_Activity_. Please return all lines from the records below that include the string "value".

(Excerpts from an interface dataset)
_ _ _ _

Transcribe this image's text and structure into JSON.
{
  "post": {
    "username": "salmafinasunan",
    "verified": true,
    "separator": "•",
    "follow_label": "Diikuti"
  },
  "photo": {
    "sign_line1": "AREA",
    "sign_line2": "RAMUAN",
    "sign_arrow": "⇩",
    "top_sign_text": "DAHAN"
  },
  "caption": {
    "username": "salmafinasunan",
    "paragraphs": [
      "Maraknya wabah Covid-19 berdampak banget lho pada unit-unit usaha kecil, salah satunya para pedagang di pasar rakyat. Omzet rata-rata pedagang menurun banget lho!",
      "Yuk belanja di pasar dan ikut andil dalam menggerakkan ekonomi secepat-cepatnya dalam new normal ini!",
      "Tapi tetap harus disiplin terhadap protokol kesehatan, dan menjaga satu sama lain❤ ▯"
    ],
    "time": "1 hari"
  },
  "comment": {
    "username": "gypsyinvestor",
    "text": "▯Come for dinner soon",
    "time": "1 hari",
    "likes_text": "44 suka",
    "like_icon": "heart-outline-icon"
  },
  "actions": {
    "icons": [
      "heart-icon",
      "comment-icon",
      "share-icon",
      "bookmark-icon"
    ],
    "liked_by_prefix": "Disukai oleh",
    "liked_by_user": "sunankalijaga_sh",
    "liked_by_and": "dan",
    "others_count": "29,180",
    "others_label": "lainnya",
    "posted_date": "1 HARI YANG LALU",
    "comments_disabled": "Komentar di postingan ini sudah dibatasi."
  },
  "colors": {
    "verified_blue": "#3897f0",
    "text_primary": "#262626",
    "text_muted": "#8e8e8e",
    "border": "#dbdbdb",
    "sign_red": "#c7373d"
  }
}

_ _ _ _

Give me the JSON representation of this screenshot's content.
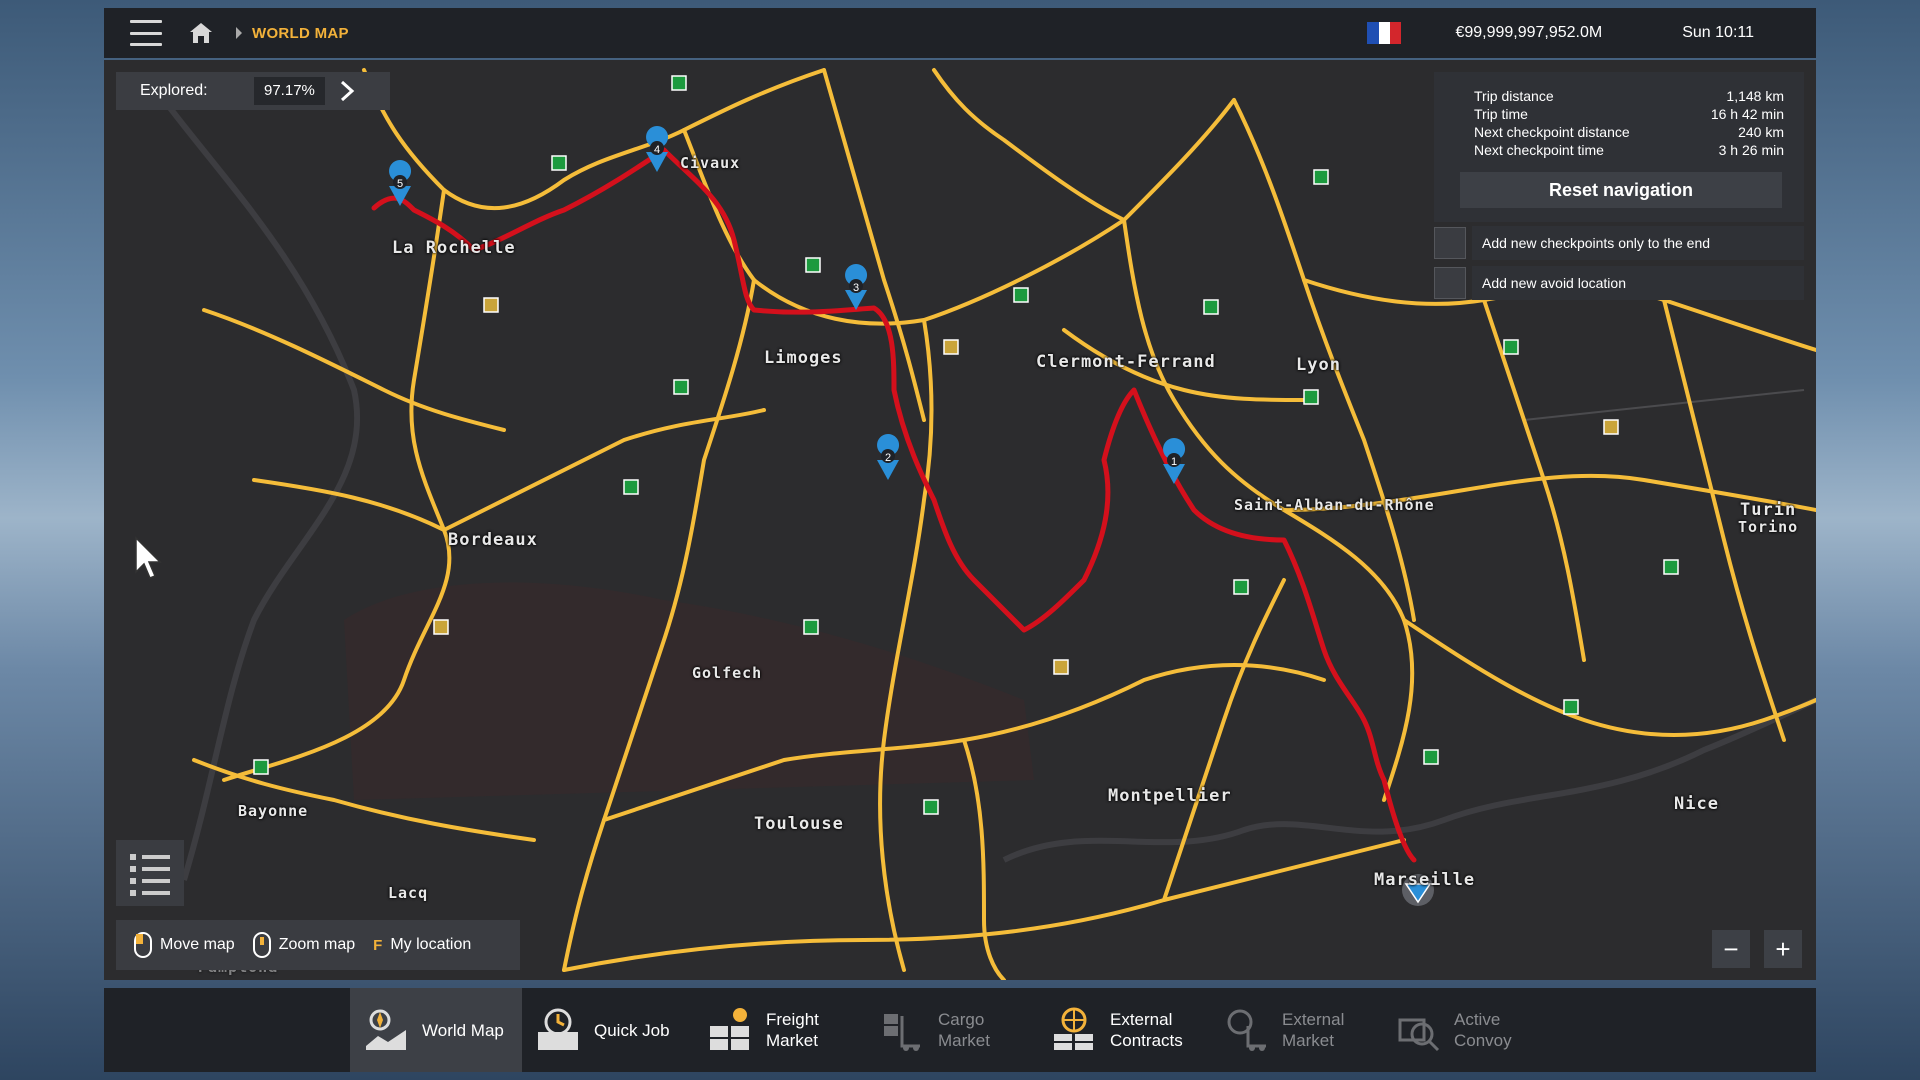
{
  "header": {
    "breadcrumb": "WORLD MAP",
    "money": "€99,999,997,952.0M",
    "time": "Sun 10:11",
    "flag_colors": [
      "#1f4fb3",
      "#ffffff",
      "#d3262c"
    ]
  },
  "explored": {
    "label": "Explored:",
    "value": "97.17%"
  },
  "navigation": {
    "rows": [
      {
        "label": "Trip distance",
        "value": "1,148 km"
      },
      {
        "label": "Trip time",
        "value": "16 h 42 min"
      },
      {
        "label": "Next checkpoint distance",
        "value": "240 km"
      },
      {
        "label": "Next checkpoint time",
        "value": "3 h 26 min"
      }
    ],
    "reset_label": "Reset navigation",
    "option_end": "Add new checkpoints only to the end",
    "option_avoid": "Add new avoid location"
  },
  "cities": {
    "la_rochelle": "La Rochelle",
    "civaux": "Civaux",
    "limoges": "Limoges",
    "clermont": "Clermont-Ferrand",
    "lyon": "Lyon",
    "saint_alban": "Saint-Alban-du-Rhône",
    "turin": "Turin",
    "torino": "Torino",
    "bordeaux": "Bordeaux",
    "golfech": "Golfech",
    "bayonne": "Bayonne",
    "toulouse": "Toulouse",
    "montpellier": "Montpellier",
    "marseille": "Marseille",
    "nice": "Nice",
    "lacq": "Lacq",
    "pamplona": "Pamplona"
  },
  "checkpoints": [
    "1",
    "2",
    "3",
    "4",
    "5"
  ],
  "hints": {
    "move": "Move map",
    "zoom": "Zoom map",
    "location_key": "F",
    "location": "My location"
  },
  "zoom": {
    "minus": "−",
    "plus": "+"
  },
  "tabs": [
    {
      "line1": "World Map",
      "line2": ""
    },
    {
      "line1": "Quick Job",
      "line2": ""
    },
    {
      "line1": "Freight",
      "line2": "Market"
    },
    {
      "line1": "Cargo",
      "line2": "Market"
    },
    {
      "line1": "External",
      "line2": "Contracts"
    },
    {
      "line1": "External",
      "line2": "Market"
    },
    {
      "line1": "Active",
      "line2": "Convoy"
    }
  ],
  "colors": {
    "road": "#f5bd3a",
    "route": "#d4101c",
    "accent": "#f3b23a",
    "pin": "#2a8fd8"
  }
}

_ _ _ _

_Answer to this task_.
    "value": "97.17%"
        "value": "1,148 km"
        "value": "16 h 42 min"
        "value": "240 km"
        "value": "3 h 26 min"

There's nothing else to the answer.